The social networking service argues that the Illinois Biometric Information Privacy Act doesn't prevent companies from storing photos of faces or information gleaned from those photos. The company contends that the privacy law, which regulates the collection of biometric data, only applies to faceprints that derive from in-person scans, as opposed to photos.
"Because plaintiffs’ claims rest entirely on information derived from photographs, their complaint should be dismissed with prejudice," Facebook says in papers filed late last week with U.S. District Court Judge James Donato in San Francisco.
Facebook's arguments come in response to a privacy lawsuit centered on its automatic tagging feature, unveiled in 2010. That feature recognizes users' faces and suggests their names when they appear in photos uploaded by their friends. To accomplish this, Facebook draws on its vast store of photos posted by users.
The lawsuit, initially brought in U.S. District Court in Illinois by Carlo Licata, was recently transferred to federal court in California.
Illinois' biometric privacy law, passed in 2008, requires companies to obtain written releases from people before collecting a "scan of hand or face geometry" and other biometric data, like fingerprints and voiceprints. The statute also requires companies that gather biometric data to notify people about the practice, and to publish a schedule for destroying the information.
Facebook argues that the restrictions on face-geometry scans apply only to faceprints derived from physical scans, such as those that "require a person to present his or her hand or face itself at a console or other type of scanner."
The photo service Shutterfly, which is facing a similar lawsuit in Illinois, recently made the same argument.
No judges have yet decided whether the Illinois law applies to faceprints that are extracted from photographs.
The Illinois law excludes photos from the definition of "biometric identifiers," even though the statute says it applies to scans of face geometry.
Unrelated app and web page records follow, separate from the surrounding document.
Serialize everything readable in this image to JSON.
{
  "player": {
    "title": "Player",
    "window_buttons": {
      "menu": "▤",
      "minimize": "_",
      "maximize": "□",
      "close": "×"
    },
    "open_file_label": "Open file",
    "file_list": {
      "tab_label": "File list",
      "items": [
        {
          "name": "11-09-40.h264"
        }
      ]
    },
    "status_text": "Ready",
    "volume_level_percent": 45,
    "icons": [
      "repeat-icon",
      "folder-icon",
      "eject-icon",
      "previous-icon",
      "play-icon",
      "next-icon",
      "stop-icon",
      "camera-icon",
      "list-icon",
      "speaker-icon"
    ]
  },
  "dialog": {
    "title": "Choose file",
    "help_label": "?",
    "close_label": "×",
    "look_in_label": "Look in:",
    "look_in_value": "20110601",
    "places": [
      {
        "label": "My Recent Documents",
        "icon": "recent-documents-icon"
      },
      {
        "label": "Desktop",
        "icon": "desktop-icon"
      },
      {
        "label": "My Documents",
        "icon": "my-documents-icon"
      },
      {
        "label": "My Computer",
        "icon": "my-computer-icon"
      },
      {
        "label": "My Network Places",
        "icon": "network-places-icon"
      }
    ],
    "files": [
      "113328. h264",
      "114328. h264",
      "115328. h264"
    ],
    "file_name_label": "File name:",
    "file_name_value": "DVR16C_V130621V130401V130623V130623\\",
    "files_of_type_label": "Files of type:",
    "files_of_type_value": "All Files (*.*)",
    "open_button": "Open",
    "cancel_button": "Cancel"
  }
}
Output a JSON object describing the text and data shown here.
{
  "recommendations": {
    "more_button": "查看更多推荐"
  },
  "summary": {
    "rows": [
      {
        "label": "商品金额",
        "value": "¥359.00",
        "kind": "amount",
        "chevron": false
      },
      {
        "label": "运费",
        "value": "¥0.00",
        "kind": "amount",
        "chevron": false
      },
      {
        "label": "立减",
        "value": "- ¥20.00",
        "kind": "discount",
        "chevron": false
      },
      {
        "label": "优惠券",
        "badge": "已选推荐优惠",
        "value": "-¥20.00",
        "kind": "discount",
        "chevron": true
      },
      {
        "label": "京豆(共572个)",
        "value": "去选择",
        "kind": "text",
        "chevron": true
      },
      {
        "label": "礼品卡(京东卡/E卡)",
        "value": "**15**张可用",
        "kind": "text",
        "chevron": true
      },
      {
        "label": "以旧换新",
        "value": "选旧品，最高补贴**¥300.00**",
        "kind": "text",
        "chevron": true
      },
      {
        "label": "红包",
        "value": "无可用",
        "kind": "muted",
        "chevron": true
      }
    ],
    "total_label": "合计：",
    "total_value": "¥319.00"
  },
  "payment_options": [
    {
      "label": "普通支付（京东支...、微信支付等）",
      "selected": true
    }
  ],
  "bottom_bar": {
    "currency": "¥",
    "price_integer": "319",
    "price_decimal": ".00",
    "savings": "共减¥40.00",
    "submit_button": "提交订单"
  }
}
Another provision of the law says that "biometric information" doesn't include information derived from photos.
"The across-the-board exclusion of photographs and information derived from them would be rendered meaningless if the statute were interpreted to cover data derived from the scan of a photograph," Facebook argues.
But faceprints today typically are derived from photos, according to Alvaro Bedoya, executive director of Georgetown Law School's Center on Privacy & Technology. "I have literally never heard of any facial recognition system that works off of anything other than a photo or a video still," Bedoya recently told MediaPost.
Bedoya, who studied facial recognition technology during his recent tenure as chief counsel to the Senate Judiciary Subcommittee on Privacy, Technology and the Law, says the Illinois law aims to avoid restrictions on taking or storing photos, while also limiting companies' right to extract faceprints from photos.
"Photos are what humans use to identify people," Bedoya said. "Faceprints are what allow computers to analyze millions of photos in a second."
Facebook also argues that the lawsuit should be dismissed because the company's terms of service provide that California law will govern all disputes. California doesn't have a biometric privacy law comparable to the one in Illinois.
"In providing a free service to people across the United States, Facebook relied upon, and is entitled to, the predictability resulting from the parties’ selection of California law to govern their disputes," the company says. Facebook adds that the effort "to pursue claims under another state’s laws should be rejected."